· Attempt to discover the various strengths of teachers in a particular community. Some teachers are very good at math, others at organizing, others at working with ‘troubled’ children, for example. The extent to which you can use the skills of individuals where they are most needed will make your overall job much easier.

Where there are not many trained teachers available:

· Work with trained teachers to encourage them to view paraprofessionals as colleagues who have needed skills and who can be helpful.

· Use local and international specialists, including local teachers to develop a teacher training programme and materials package for use with paraprofessionals.

· It may be useful to divide the paraprofessionals into different groups according to levels of expertise. For example, secondary school graduates may be better able to work with the content of curriculum designed for older children than those who only have a few years of primary education. Those who are not literate may still have a lot to offer in terms of facilities maintenance and management, enrolment records (through simple community mapping techniques such as those developed in Uganda), or as teachers’ aides, especially if there are likely to be large classes or classes with children of differing age and ability.

· Try to determine if there are some trained teachers who can be immediately used to work with para-professionals, even training them on a daily basis in preparation for the next day’s classes.

· Identify simple mechanisms for a few individuals to serve as ‘pedagogical supports’ to paraprofessionals. These people would observe classes, provide guidance to paraprofessionals, and assist with quality assurance.

For all teachers and paraprofessionals:

· Provide short-term introduction to the goals and objectives of the education programme.

· Design an in-service training programme to support teachers in their work. It will probably be most expedient to develop a simple but regular set of meetings so that teachers can support each other in what will be difficult teaching conditions. Within the training, address such issues as conflict resolution, alternative classroom organization strategies (such as children working in groups, sitting in a circle rather than in rows, peer support activities, etc.), and problem-solving approaches.

· If children and teachers have been subjected to conflict or other trauma, provide short-term training related to this. It is important to acknowledge that teachers will have to recognize and address their own trauma and stresses before they are able to be supportive of children. The Child Protection Section should be helpful in this regard.

· If the emergency appears to be protracted, work with the teachers, particularly the paraprofessionals, and the education authorities to design a longer-term training programme that can have certification attached to it.

· Include training on classroom management and on gender issues in the learning environment.

· Soon after classes are up and running, begin to involve all participants in assessing how things are going and how they might be adapted to improve the situation for the children, teachers and communities. This assessment process is very important for both the quality of education and for building community cohesion around the education process.

· Develop simple mechanisms for collecting and updating data on children, in and out of school, teachers, and other resources that can contribute to the re-establishment and further development of primary education.

Work with all those providing primary education to:

· Determine how to build team approaches to primary education.
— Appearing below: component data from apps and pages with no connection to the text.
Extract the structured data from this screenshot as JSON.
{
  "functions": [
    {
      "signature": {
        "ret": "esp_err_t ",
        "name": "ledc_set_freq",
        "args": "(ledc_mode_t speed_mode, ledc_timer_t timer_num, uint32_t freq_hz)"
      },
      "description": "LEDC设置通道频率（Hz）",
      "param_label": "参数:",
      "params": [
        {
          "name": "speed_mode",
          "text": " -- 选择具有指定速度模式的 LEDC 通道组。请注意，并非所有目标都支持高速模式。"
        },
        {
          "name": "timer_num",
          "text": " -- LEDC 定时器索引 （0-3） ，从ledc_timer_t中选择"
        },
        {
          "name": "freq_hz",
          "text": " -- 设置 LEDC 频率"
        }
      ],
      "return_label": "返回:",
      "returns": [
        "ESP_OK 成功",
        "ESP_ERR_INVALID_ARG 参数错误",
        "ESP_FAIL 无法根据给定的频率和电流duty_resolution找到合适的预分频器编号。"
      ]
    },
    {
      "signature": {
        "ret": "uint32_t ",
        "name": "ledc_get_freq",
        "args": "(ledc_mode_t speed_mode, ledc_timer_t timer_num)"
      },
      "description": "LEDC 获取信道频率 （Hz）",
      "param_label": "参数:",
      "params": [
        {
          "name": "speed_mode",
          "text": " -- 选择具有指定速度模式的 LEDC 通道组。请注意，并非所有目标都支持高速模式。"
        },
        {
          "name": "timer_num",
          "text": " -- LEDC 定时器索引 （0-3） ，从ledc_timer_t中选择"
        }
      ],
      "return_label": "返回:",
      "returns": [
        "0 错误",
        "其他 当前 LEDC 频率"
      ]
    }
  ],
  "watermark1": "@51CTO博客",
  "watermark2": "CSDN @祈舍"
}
This might involve short workshops on ‘things that have worked’ or ‘clustering’ para-professionalled classes around those led by ‘master’ teachers.

· Identify incentives and motivation for improved performance. Often motivation has more to do with the ability to make decisions in and around the classroom than with an increase in salary.
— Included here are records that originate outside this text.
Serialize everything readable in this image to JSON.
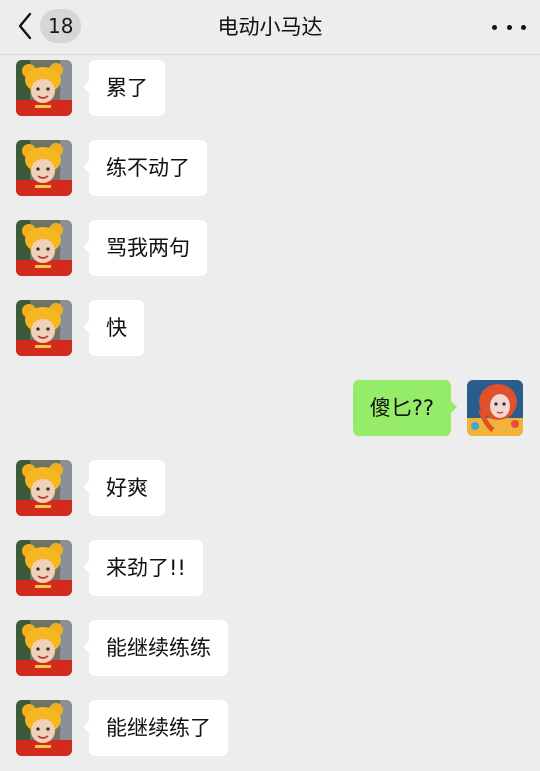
{
  "header": {
    "title": "电动小马达",
    "unread_count": "18",
    "back_icon": "chevron-left-icon",
    "more_icon": "more-horizontal-icon"
  },
  "messages": [
    {
      "side": "left",
      "text": "累了"
    },
    {
      "side": "left",
      "text": "练不动了"
    },
    {
      "side": "left",
      "text": "骂我两句"
    },
    {
      "side": "left",
      "text": "快"
    },
    {
      "side": "right",
      "text": "傻匕??"
    },
    {
      "side": "left",
      "text": "好爽"
    },
    {
      "side": "left",
      "text": "来劲了!!"
    },
    {
      "side": "left",
      "text": "能继续练练"
    },
    {
      "side": "left",
      "text": "能继续练了"
    }
  ],
  "colors": {
    "background": "#ededed",
    "incoming_bubble": "#ffffff",
    "outgoing_bubble": "#95ec69"
  }
}
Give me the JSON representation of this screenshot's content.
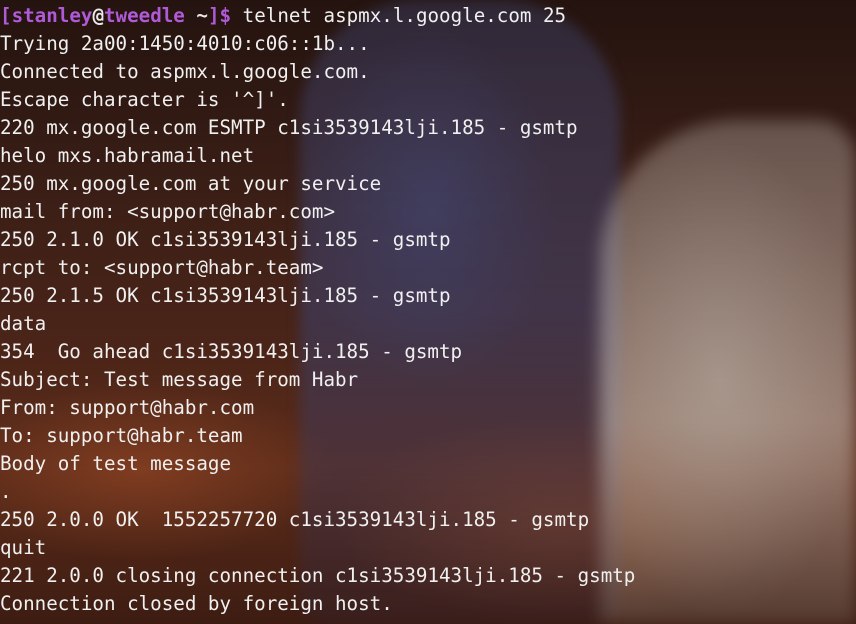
{
  "prompt": {
    "open_bracket": "[",
    "user": "stanley",
    "at": "@",
    "host": "tweedle",
    "path": " ~",
    "close_bracket": "]",
    "dollar": "$",
    "command": " telnet aspmx.l.google.com 25"
  },
  "output_lines": [
    "Trying 2a00:1450:4010:c06::1b...",
    "Connected to aspmx.l.google.com.",
    "Escape character is '^]'.",
    "220 mx.google.com ESMTP c1si3539143lji.185 - gsmtp",
    "helo mxs.habramail.net",
    "250 mx.google.com at your service",
    "mail from: <support@habr.com>",
    "250 2.1.0 OK c1si3539143lji.185 - gsmtp",
    "rcpt to: <support@habr.team>",
    "250 2.1.5 OK c1si3539143lji.185 - gsmtp",
    "data",
    "354  Go ahead c1si3539143lji.185 - gsmtp",
    "Subject: Test message from Habr",
    "From: support@habr.com",
    "To: support@habr.team",
    "Body of test message",
    ".",
    "250 2.0.0 OK  1552257720 c1si3539143lji.185 - gsmtp",
    "quit",
    "221 2.0.0 closing connection c1si3539143lji.185 - gsmtp",
    "Connection closed by foreign host."
  ],
  "colors": {
    "prompt_accent": "#b05ad8",
    "text": "#f0f0f0"
  }
}
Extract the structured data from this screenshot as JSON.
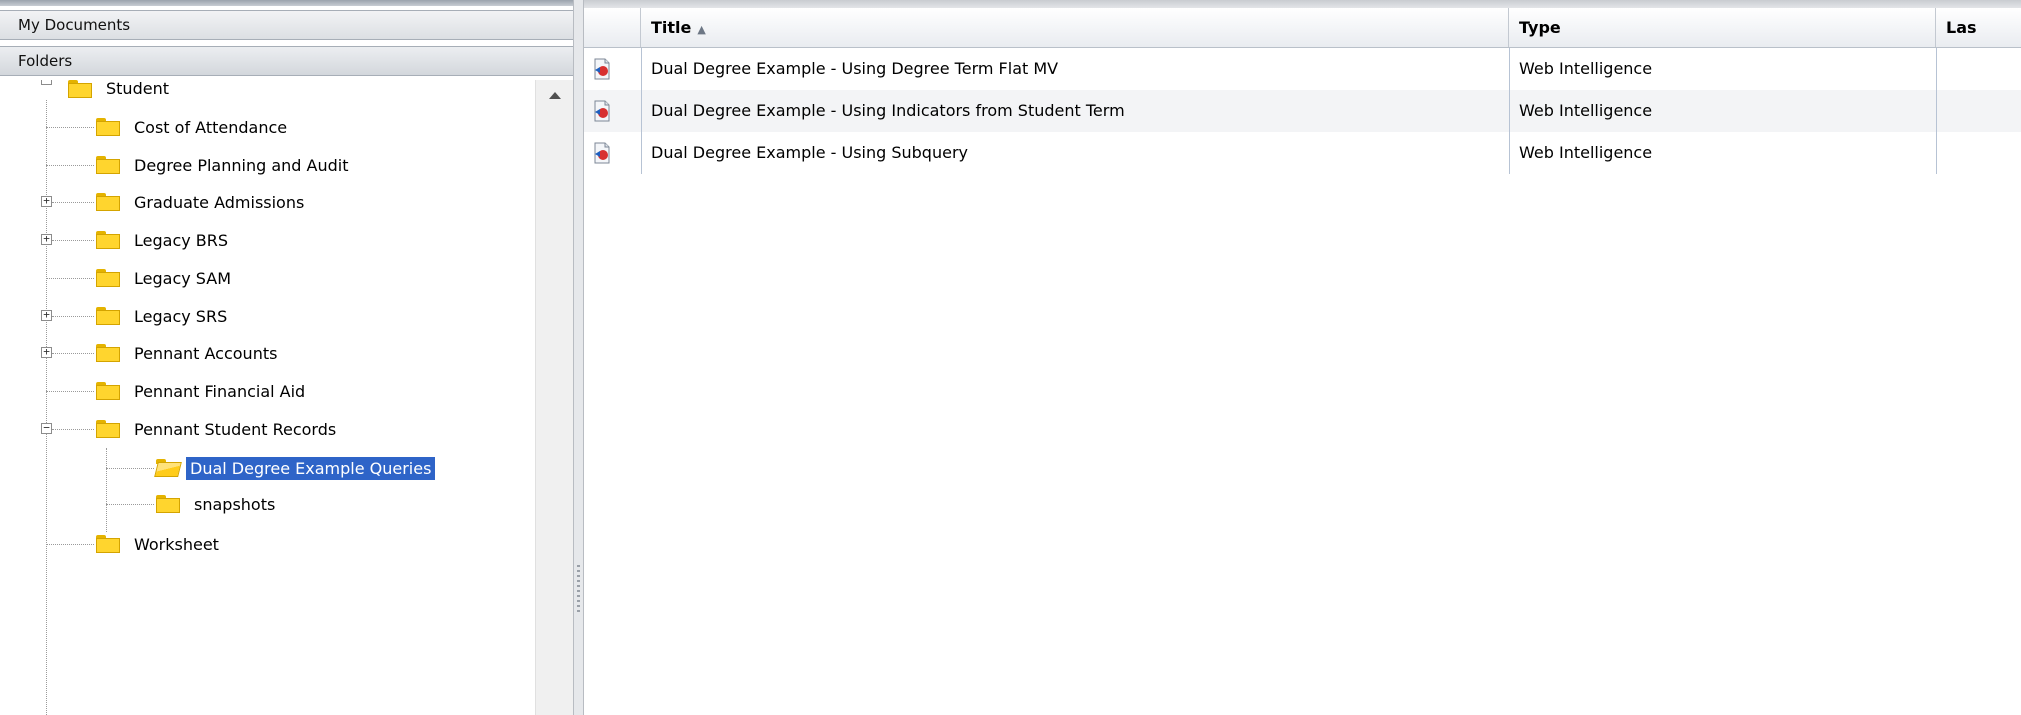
{
  "left_panel": {
    "my_documents_label": "My Documents",
    "folders_label": "Folders",
    "tree": {
      "root": {
        "label": "Student",
        "expanded": true
      },
      "children": [
        {
          "label": "Cost of Attendance",
          "has_children": false
        },
        {
          "label": "Degree Planning and Audit",
          "has_children": false
        },
        {
          "label": "Graduate Admissions",
          "has_children": true,
          "expanded": false
        },
        {
          "label": "Legacy BRS",
          "has_children": true,
          "expanded": false
        },
        {
          "label": "Legacy SAM",
          "has_children": false
        },
        {
          "label": "Legacy SRS",
          "has_children": true,
          "expanded": false
        },
        {
          "label": "Pennant Accounts",
          "has_children": true,
          "expanded": false
        },
        {
          "label": "Pennant Financial Aid",
          "has_children": false
        },
        {
          "label": "Pennant Student Records",
          "has_children": true,
          "expanded": true,
          "children": [
            {
              "label": "Dual Degree Example Queries",
              "selected": true
            },
            {
              "label": "snapshots"
            }
          ]
        },
        {
          "label": "Worksheet",
          "has_children": false
        }
      ]
    }
  },
  "grid": {
    "columns": [
      {
        "label": "Title",
        "sort": "ascending"
      },
      {
        "label": "Type"
      },
      {
        "label": "Las"
      }
    ],
    "rows": [
      {
        "title": "Dual Degree Example - Using Degree Term Flat MV",
        "type": "Web Intelligence"
      },
      {
        "title": "Dual Degree Example - Using Indicators from Student Term",
        "type": "Web Intelligence"
      },
      {
        "title": "Dual Degree Example - Using Subquery",
        "type": "Web Intelligence"
      }
    ]
  },
  "icons": {
    "expanded": "minus-box-icon",
    "collapsed": "plus-box-icon",
    "folder": "folder-icon",
    "folder_open": "folder-open-icon",
    "document": "web-intelligence-document-icon",
    "sort": "sort-ascending-icon",
    "scroll_up": "scroll-up-arrow-icon"
  },
  "colors": {
    "selection": "#2e64c8",
    "folder": "#ffd52e",
    "header_border": "#a7aeb7"
  }
}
· Develop trust among all those engaged in primary education. This includes recognition of the difficult circumstances under which they are working and increasingly trusting the judgement of head teachers and teachers.

· Establish early agreements with all other partners working with teachers and paraprofessionals on qualifications, incentives, gender parity, selection criteria, etc.